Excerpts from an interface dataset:

● ● ●

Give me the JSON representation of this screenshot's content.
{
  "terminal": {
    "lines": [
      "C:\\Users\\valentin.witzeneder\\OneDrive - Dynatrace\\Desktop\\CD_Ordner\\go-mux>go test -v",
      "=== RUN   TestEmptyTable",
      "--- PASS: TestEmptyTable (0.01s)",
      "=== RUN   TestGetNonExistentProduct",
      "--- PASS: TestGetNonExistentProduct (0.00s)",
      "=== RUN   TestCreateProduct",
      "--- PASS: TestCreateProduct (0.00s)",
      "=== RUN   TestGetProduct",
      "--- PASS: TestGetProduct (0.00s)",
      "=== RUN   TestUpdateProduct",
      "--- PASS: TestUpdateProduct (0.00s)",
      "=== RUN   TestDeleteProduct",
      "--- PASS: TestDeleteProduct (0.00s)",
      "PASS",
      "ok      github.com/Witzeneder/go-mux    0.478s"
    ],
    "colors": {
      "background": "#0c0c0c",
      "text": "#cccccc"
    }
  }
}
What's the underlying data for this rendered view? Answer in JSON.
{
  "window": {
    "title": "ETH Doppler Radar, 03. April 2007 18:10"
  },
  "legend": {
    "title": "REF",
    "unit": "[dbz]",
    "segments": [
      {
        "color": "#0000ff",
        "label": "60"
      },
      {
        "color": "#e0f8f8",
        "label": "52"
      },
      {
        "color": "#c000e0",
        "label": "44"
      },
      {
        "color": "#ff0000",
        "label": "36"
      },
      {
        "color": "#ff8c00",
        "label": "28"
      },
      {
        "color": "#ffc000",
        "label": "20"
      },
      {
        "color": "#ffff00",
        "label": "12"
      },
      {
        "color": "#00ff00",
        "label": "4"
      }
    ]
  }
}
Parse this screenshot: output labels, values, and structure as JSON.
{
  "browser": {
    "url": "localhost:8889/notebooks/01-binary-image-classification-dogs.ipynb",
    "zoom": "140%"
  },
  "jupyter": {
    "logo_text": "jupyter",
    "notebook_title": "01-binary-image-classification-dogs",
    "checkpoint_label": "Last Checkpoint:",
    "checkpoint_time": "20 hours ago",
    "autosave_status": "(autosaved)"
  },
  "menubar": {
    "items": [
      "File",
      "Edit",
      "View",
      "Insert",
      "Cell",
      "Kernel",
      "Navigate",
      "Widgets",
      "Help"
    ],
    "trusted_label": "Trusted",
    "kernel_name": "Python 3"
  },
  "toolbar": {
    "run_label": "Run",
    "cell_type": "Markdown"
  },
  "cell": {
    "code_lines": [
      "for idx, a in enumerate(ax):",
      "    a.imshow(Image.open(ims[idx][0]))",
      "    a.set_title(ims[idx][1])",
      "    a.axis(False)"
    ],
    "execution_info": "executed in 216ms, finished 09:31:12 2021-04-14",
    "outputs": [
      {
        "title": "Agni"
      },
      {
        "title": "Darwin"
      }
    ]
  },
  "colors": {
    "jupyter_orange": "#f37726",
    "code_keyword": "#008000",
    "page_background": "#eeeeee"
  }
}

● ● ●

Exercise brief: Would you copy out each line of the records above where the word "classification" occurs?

Answer box:
    "url": "localhost:8889/notebooks/01-binary-image-classification-dogs.ipynb",
    "notebook_title": "01-binary-image-classification-dogs",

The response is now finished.